◆ **Assignment**: Print the data below exactly as it stands, and keep the pictures out.
[Input records Boundary: Start]
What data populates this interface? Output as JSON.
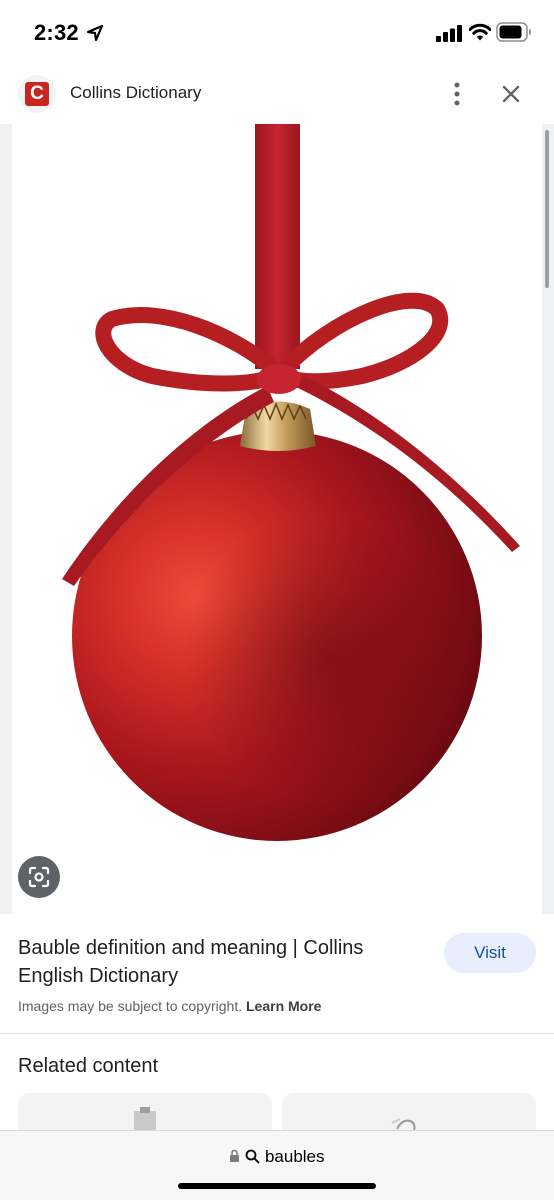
{
  "status_bar": {
    "time": "2:32",
    "icons": [
      "location-arrow-icon",
      "signal-icon",
      "wifi-icon",
      "battery-icon"
    ]
  },
  "header": {
    "site_logo_letter": "C",
    "site_name": "Collins Dictionary",
    "icons": [
      "more-vert-icon",
      "close-icon"
    ]
  },
  "image": {
    "subject": "red christmas bauble with ribbon bow",
    "accent_color": "#b51f22"
  },
  "result": {
    "title": "Bauble definition and meaning | Collins English Dictionary",
    "visit_label": "Visit",
    "copyright_text": "Images may be subject to copyright.",
    "learn_more": "Learn More"
  },
  "related": {
    "title": "Related content"
  },
  "bottom": {
    "query": "baubles",
    "icons": [
      "lock-icon",
      "search-icon"
    ]
  },
  "colors": {
    "logo_red": "#c8261f",
    "visit_bg": "#e8eefb",
    "visit_text": "#1a4f9c"
  }
}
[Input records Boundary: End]
◆ **Your solution**:
What data populates this interface? Output as JSON.
{
  "status_bar": {
    "time": "2:32",
    "icons": [
      "location-arrow-icon",
      "signal-icon",
      "wifi-icon",
      "battery-icon"
    ]
  },
  "header": {
    "site_logo_letter": "C",
    "site_name": "Collins Dictionary",
    "icons": [
      "more-vert-icon",
      "close-icon"
    ]
  },
  "image": {
    "subject": "red christmas bauble with ribbon bow",
    "accent_color": "#b51f22"
  },
  "result": {
    "title": "Bauble definition and meaning | Collins English Dictionary",
    "visit_label": "Visit",
    "copyright_text": "Images may be subject to copyright.",
    "learn_more": "Learn More"
  },
  "related": {
    "title": "Related content"
  },
  "bottom": {
    "query": "baubles",
    "icons": [
      "lock-icon",
      "search-icon"
    ]
  },
  "colors": {
    "logo_red": "#c8261f",
    "visit_bg": "#e8eefb",
    "visit_text": "#1a4f9c"
  }
}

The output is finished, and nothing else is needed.